The tablet supports an adaptive brightness feature that adjusts to the ambient light conditions, alongside support for HDR10+, which means compatible content always appears brighter, with better contrast and colour accuracy.

The tablet also has an adaptive refresh rate of 60-120Hz, which ensures that tasks, from casual browsing to intense gaming, are executed with fluidity and conserve the tablet’s energy at the same time.

What does take away from the stunning display is the dreaded camera notch. It is placed in the same position as the Tab S8 Ultra. The notch is very easily noticeable, and no matter how many times someone says the notch becomes invisible to the eye after a while, that’s just not the case for me. An under-display camera setup would have suited the almost-perfect expansive display much better.

On the other hand, what I do like about the front camera is that it’s placed in the center of the table when viewed in landscape orientation and not in the center of the portrait orientation, like Apple’s iPads, which the company fixed with the 10th-gen iPad.

Apple’s 2022-released M2 iPad Pro, however, still retains the portrait front camera placement.

The display is protected by Corning Gorilla Glass, which should make the huge display durable, but at the same time, it makes the display pick up significant fingerprints and smudges, even if you’re using the tablet with clean hands.

S9 Ultra’s shape and size make it awkward to shoot photos

While a tablet’s primary selling point isn’t its camera, and you’ll be better off clicking photos with your smartphone, this tablet’s camera system does enough to capture the occasional memory.

On the front, the device features two 12-megapixel cameras, one standard and one ultrawide, and instead of clicking selfies with it, its main use case would be video calls.

Like Apple’s Center Stage, the Tab S9 Ultra also has an auto-framing feature that keeps you in the center of the frame at all times. In my experience of using the Tab S9 Ultra for video calls, the feature tracked me perfectly, and although with a slight delay, it always kept me in the center of the frame whenever I moved.

On the rear, the device sports a 13-megapixel wide-angle shooter and an eight-megapixel ultrawide camera. Both the front and rear cameras can shoot in HDR and in 4K at 30 or 60 fps and 1080p at 30 fps.

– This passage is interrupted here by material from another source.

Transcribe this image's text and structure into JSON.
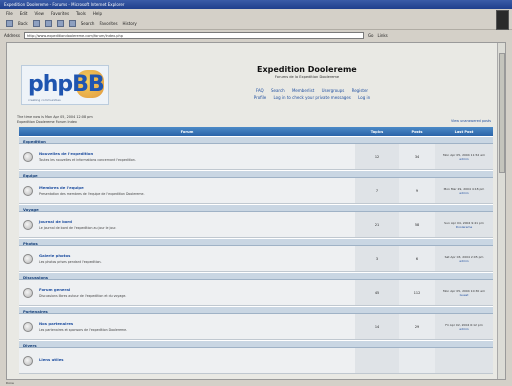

In favourable lighting conditions, both the front and rear cameras can shoot respectable photos; however, considering the tablet’s size and shape, it definitely is awkward to shoot photos with it.

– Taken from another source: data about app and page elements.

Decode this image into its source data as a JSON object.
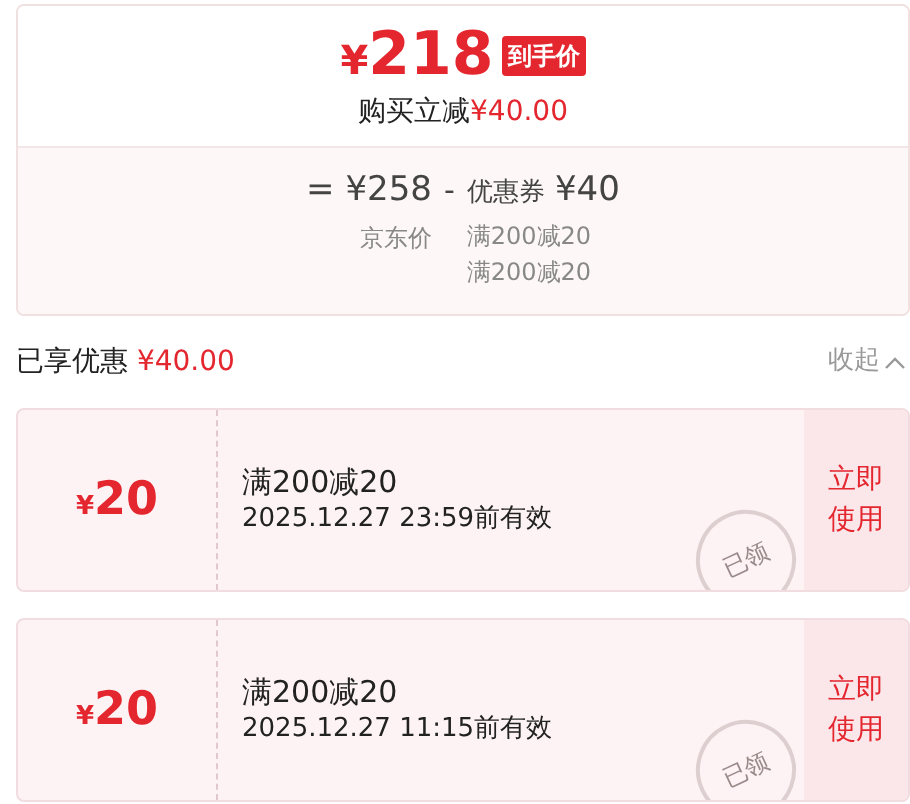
{
  "summary": {
    "currency": "¥",
    "price": "218",
    "badge": "到手价",
    "instant_discount_label": "购买立减",
    "instant_discount_amount": "¥40.00",
    "formula": {
      "equals": "=",
      "base_price": "¥258",
      "minus": "-",
      "coupon_label": "优惠券",
      "coupon_amount": "¥40",
      "base_label": "京东价",
      "coupon_rules": [
        "满200减20",
        "满200减20"
      ]
    }
  },
  "discount_header": {
    "label": "已享优惠",
    "amount": "¥40.00",
    "toggle": "收起"
  },
  "coupons": [
    {
      "currency": "¥",
      "amount": "20",
      "title": "满200减20",
      "validity": "2025.12.27 23:59前有效",
      "stamp": "已领",
      "action": [
        "立即",
        "使用"
      ]
    },
    {
      "currency": "¥",
      "amount": "20",
      "title": "满200减20",
      "validity": "2025.12.27 11:15前有效",
      "stamp": "已领",
      "action": [
        "立即",
        "使用"
      ]
    }
  ]
}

It can handle your casual photography needs, though its capabilities will almost always fall short of dedicated smartphone cameras.

Waterproof S-Pen means you can be careless with it

Just like last year’s Tab S8 Ultra, the Tab S9 Ultra comes with a stylus. What’s different this year, however, is that it can finally be charged in any orientation, a convenience boon, in my opinion.

With the Tab S8 Ultra, the S-Pen could only be charged when it was placed with the pen’s tip facing upwards, towards the camera. This meant that you had to consciously place it in that orientation. With the Tab S9 Ultra, the pen’s tip can be facing either direction, and it will still charge, making the process a tad bit more convenient.

Further, as soon as the pen is attached magnetically to its charging strip, you’ll see a pop-up notification on the screen that lets you know the pen is charging and how much battery it currently holds. Additionally, the pen, just like the tablet, is also IP68 water resistant, so you don’t need to be as careful with it, and if it occasionally does get wet, it’s no big deal.

The pen feels responsive on the display and accurately traces my handwriting. I can confirm that my hard-to-read handwriting on paper is equally hard to read on the tablet.

S-Pen also supports Air Actions, which are gesture controls that can be used to control the tablet. Using gestures with the S Pen takes a little getting used to, but allows you to take photos, play or pause music, launch apps and more without having to touch the display.

It’s great for taking notes and scribbling, and for those into creating digital art, the S-Pen paired with the huge slate-like Tab S9 Ultra screen makes the tablet a solid buy.

In Canada, the tablet starts at $1,599.99 for the 256GB/12GB RAM model. The 512GB/12GB RAM model costs $1,749.99, while the 1TB/16GB RAM model costs $2,149.99.